• _Prompt_
Check the records below for the word "Influenceur" and state how many lines contain it, replying with the number only.

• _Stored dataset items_
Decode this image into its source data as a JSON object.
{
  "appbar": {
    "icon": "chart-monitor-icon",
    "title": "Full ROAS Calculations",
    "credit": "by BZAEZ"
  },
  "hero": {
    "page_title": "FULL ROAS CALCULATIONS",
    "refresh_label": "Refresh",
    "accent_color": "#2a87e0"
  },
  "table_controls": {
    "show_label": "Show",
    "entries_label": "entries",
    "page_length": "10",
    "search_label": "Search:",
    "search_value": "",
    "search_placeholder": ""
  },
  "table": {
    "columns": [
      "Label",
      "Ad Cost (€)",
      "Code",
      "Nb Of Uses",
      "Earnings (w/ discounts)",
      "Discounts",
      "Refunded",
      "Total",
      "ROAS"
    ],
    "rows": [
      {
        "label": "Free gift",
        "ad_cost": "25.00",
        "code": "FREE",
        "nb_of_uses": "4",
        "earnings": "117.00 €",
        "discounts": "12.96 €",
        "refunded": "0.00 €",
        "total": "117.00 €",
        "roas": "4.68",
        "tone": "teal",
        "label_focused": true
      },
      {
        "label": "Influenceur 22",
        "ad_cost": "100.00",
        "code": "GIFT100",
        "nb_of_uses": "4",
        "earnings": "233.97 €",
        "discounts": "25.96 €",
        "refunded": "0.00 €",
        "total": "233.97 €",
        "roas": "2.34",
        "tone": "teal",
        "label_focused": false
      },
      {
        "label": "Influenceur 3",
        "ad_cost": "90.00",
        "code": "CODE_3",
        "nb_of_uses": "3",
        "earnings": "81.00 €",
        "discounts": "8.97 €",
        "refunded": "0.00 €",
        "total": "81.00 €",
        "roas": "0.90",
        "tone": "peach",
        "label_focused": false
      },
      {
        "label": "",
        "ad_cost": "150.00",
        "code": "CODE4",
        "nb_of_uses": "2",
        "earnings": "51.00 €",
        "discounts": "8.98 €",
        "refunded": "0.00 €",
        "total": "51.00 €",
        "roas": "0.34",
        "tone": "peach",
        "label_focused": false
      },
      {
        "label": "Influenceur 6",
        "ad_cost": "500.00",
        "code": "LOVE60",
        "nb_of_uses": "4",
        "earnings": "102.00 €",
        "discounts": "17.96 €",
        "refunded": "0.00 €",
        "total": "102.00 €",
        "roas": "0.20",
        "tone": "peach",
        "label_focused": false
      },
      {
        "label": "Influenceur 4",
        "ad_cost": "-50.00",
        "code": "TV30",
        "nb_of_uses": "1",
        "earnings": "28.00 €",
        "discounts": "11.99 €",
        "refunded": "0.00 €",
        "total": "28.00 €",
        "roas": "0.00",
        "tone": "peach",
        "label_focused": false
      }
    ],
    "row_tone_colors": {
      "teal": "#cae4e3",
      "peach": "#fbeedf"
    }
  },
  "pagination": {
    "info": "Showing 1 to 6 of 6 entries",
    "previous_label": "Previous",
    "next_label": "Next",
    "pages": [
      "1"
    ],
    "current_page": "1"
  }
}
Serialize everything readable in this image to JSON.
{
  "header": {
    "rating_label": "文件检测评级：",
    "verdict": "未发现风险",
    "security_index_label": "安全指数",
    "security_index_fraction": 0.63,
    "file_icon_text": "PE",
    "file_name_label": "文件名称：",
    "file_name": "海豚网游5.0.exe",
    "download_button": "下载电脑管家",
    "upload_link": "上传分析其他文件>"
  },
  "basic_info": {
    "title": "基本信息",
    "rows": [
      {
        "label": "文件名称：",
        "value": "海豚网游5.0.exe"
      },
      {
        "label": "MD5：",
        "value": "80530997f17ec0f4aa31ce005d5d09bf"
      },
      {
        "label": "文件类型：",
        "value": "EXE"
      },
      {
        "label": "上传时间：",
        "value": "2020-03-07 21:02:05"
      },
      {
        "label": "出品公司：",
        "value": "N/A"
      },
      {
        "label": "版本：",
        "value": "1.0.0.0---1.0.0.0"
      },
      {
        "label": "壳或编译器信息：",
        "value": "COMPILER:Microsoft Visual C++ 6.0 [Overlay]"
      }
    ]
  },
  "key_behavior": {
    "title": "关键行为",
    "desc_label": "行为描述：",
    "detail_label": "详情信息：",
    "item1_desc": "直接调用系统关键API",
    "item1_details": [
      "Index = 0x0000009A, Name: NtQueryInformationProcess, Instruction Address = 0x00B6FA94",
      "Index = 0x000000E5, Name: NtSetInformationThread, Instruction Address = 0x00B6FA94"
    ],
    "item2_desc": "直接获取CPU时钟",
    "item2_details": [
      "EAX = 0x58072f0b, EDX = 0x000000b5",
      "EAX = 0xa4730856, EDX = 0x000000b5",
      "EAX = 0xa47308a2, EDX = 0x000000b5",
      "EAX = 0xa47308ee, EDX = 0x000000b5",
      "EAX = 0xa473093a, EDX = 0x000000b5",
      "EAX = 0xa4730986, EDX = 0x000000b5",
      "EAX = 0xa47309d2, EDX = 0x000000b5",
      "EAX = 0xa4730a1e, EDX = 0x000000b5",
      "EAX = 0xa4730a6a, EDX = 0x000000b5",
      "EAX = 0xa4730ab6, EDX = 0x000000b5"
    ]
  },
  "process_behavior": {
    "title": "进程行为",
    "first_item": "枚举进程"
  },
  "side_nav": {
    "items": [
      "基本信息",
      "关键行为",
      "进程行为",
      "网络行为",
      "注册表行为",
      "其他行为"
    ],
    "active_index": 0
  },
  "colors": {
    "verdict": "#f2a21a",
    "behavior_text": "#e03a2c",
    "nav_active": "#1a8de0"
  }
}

• _Written response_
4